Message from Phil Wenger, president of Lancaster Conservancy

For two generations, the Conservancy has linked arms with those passionate about nature. We came together to protect habitat because we love the sound of song birds. We acquired and conserved our few remaining forests to protect the fish that swim in our waterways. We stayed true to our mission, knowing that our actions impact the larger challenge of climate change. We bought land one tract at a time and opened those preserves for you. Those of you reading this are friends who have heeded that call to nurture nature, knowing that nature nurtures us.

Then a tiny coronavirus came along, from nature no less, and changed our world overnight. Two things started to happen almost simultaneously. Our earth began to heal itself when humans stayed home.  We see orcas hunt in ports that were previously too loud with boat traffic and the air in many of our smoggiest cities cleared enough to allow people to see stars for the first time. The second thing we see is people turning to nature in record droves to find solace and peace when anxiety is at its peak. Visitors flock to trails and parks, anywhere they can be outdoors to exercise in nature and seek comfort in this new reality. Our preserves have seen their own huge influx as traffic doubles and triples daily. Today in a Zoom staff meeting, our field staff shared that people on the trails are universally thankful, so very grateful for our work! This awakening has been remarkable to witness.

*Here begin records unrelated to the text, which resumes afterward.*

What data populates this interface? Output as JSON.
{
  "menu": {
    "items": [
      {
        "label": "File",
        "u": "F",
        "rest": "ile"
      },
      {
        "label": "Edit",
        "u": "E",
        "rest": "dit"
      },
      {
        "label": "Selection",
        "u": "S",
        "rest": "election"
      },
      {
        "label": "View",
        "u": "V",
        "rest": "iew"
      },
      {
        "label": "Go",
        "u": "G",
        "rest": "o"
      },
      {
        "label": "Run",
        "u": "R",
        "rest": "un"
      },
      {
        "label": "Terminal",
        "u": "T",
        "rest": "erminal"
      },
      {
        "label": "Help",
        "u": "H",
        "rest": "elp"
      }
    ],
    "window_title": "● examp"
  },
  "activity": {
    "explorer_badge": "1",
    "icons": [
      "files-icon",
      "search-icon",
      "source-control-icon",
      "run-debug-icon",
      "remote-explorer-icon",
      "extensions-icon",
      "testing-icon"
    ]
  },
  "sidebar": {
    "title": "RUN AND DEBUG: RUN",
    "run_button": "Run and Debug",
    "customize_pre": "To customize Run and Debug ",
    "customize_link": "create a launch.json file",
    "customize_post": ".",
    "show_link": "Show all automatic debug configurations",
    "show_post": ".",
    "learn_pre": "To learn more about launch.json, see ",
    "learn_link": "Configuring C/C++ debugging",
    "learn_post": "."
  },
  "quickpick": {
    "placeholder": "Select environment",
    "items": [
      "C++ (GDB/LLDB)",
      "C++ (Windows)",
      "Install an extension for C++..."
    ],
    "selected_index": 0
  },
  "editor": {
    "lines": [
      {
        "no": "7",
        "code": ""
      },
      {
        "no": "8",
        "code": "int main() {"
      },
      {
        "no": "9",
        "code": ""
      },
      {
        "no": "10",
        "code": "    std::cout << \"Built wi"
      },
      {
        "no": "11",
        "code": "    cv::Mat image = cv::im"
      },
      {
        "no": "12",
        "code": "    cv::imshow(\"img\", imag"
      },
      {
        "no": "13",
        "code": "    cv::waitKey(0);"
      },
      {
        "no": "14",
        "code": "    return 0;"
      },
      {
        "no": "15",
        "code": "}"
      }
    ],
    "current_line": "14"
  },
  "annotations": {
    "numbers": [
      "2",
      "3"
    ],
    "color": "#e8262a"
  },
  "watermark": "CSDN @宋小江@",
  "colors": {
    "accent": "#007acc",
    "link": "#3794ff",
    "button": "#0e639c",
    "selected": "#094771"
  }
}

Even in these troubled times we see an amazing opportunity, particularly during this holiday weekend, to double down on our message about the important role of nature to provide restitution and hope. For the religious and non-religious alike, this is a time to look deeply at our daily actions and how they intertwine with the world we live in. This could be an opportunity to come together in a new way—to talk about how we can heal the Earth and value its complexity and beauty.

As a land trust, we have an obligation to safeguard our land from the detrimental impact of humans—that part of our mission doesn’t change, even in a pandemic. So this Easter weekend our teams will be out to observe and document our crowds. We will deal with visitors, many from out of state, who seek that solace and healing nature offers. We’ll encounter visitors who are respectful and tread lightly on our earth, and others who are disruptive, leave trash, drive through creeks, and create a wake of destruction behind them – the full spectrum of human behavior.

We firmly believe that being outdoors in nature is an essential, life-giving activity. However, during these dark weeks of the pandemic, when the Governor has asked us all to “Stay at Home”, we do not believe it is an essential activity to drive out of one’s way to reach a preserve.  Our website now carries a message:  “We ask that out-of-state visitors and those who must travel more than 15 minutes to reach a preserve, please stay home. Our Nature Preserves are not parks and therefore have limited parking, narrow trails, no bathrooms, and limited cell phone service.”

In this crisis, we protect our friends and extended family by keeping our distance from them. We only ask the same for our nature preserves – many of which are small remnants of interior forests and rare ecosystems tucked into pristine glens, that desperately need our protection. We know nature is medicine, but overcrowding destroys the very medicine that heals us.

Thank you for listening to our challenges and supporting our preserves.

Phil Wenger, President